According to the Health and Safety Executive, the UK lost 27.3 million working days in 2014-15 due to work-related ill health. You’d think companies would be acting swiftly to address this. And yet the recent Britain at Work report suggests there continues to be a great deal of inertia when it comes to companies making meaningful progress with employee wellbeing.
Eminent organisational psychologist and influencer Cary Cooper discusses some of the report’s key findings in HR Magazine. Among the statistics he picks out are the following. Only 45% of employees view their organisation as supportive. Just 19% are prepared to actively recommend their company to potential new recruits. A staggering 49% would not recommend their organisation to anyone.
As Cooper observes, the quality of working life at organisations simply isn’t good enough. The reasons why might vary but there are some common denominators; the executive summary of the actual report makes a very telling statement.
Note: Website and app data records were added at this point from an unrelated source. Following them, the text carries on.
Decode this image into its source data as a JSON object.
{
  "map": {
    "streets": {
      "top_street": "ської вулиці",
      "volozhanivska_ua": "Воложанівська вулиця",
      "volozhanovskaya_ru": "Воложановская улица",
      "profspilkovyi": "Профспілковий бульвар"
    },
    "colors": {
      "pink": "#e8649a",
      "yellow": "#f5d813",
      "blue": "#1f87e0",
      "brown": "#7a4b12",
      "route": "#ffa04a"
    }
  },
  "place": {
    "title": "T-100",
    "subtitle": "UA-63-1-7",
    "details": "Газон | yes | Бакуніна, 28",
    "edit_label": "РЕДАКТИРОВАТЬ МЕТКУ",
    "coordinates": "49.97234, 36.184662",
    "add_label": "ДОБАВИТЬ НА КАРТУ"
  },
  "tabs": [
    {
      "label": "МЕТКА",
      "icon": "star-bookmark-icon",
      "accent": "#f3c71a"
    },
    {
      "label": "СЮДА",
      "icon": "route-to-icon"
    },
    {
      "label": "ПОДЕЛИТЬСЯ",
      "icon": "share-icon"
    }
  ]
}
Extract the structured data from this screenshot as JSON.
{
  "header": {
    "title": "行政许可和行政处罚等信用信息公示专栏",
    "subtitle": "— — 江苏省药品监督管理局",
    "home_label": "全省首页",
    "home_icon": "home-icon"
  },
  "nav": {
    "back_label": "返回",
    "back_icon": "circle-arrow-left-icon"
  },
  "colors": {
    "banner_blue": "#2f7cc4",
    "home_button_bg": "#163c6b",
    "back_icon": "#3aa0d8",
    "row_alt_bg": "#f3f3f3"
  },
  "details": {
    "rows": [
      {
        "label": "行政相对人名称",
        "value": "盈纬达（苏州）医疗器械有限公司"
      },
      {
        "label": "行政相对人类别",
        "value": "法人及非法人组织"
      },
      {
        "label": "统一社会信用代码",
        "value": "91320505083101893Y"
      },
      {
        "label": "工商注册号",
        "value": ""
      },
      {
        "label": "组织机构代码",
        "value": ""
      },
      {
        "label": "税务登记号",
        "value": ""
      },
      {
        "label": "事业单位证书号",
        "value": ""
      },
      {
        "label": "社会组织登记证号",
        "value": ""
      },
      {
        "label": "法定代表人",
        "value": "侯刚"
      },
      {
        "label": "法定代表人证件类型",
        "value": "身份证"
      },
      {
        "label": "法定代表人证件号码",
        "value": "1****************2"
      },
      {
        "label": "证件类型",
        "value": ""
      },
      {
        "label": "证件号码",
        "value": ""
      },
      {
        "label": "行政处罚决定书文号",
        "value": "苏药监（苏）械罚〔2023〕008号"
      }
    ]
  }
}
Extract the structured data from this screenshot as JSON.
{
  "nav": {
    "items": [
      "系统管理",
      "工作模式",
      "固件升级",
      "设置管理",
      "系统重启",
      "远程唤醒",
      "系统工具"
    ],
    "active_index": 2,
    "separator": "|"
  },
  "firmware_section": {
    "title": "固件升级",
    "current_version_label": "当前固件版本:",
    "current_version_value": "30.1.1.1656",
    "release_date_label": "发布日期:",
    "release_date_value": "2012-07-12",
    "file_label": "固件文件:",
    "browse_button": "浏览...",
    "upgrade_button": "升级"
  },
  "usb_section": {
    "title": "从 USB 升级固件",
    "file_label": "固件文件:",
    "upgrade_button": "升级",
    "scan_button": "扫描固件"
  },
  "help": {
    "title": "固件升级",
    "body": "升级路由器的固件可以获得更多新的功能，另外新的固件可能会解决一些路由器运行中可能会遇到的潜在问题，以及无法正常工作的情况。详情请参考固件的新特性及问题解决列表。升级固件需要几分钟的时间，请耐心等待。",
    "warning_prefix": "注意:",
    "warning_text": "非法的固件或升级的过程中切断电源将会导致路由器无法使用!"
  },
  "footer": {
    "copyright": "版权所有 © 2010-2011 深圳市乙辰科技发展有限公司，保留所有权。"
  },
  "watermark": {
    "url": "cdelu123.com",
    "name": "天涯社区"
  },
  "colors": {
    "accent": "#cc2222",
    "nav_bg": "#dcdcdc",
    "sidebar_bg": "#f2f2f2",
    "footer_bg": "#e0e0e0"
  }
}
‘While many managers appear to have a positive view of their people management skills, this often does not tally with employees’ views of their managers.’
It paints a troubling picture. On one hand we have a significant proportion of employees going to work each day feeling low, unlikely to be performing at their best and leaving the office already feeling dejected at the prospect of returning the next day. At the same time the managers of those employees feel they’re doing a good job of keeping their people positive and motivated. While the manager/ employee relationship isn’t the only factor in keeping employees engaged, it’s a pretty important one. A significant perception mismatch is a real concern.
It’s an issue other research has highlighted too. This report from McKinsey earlier on this year refers to the fact that senior people have a ‘rose-tinted view’ about the realities of what it’s actually like for employees. The biggest perception gap? It’s around the ability of managers and leaders to motivate their employees.
It’s time to revisit the manager/ employee relationship
Collaborative working and close, supportive relationships with peers are vital. But so is the unique relationship between an employee and their manager. If they’re out of sync with each other it can do serious damage.
Organisations urgently need to invest time and effort working out what they can do to improve the relationship between the two. Managers must ask themselves how well they know the people that work for them. They need to reflect on their capabilities when it comes to listening and taking proper notice of employees. The digital age has raised communication expectations but that communication cannot just be one way. Today it’s about stories and two way conversations. Managers should let employees know their efforts are recognised and find creative ways to reinforce that message.
How? It might be through social recognition supported by a reward or perk. And that doesn’t mean big budget blow outs or access to tired retailer discounts. It might be obscure like a manager giving an employee a perk to go property viewing at a minute’s notice. To most, this means nothing. But to anyone who’s sat at their desk watching their ideal flat be listed then rented by somebody else within the space of a few hours, it means a lot.
Of course it relies on the manager knowing their employee’s looking for a new flat in the first place. However this is where perception mismatch surely lies. If you want your employee to truly care about your deadline or sales numbers, you need to play the game and care about their rental aspirations. As the Britain at Work report mentions, a shorter working day for a birthday or favourite activity acknowledges the employee’s contribution to work but at the same time shows a manager’s understanding of what will excite or de-stress an employee.
Of course inventing and managing such time or activity-related perks has been impossible until recently. But now most employee recognition applications offer pre-built perk catalogues as well as budgets for managers to distribute.
That means managers have little more to do than pay attention to an employee’s life outside of work, or frustrations inside work, to find the right perk at the right time. What value can you put on a simple perk that entitles an employee to redeem a 2pm finish to pick up the kids from school? Or pitch their idea directly to the CEO? Or be able to view and rent that flat? It’s these carefully selected perks that really motivate employees. Because it’s making their life better and at the same time telling them their manager genuinely cares.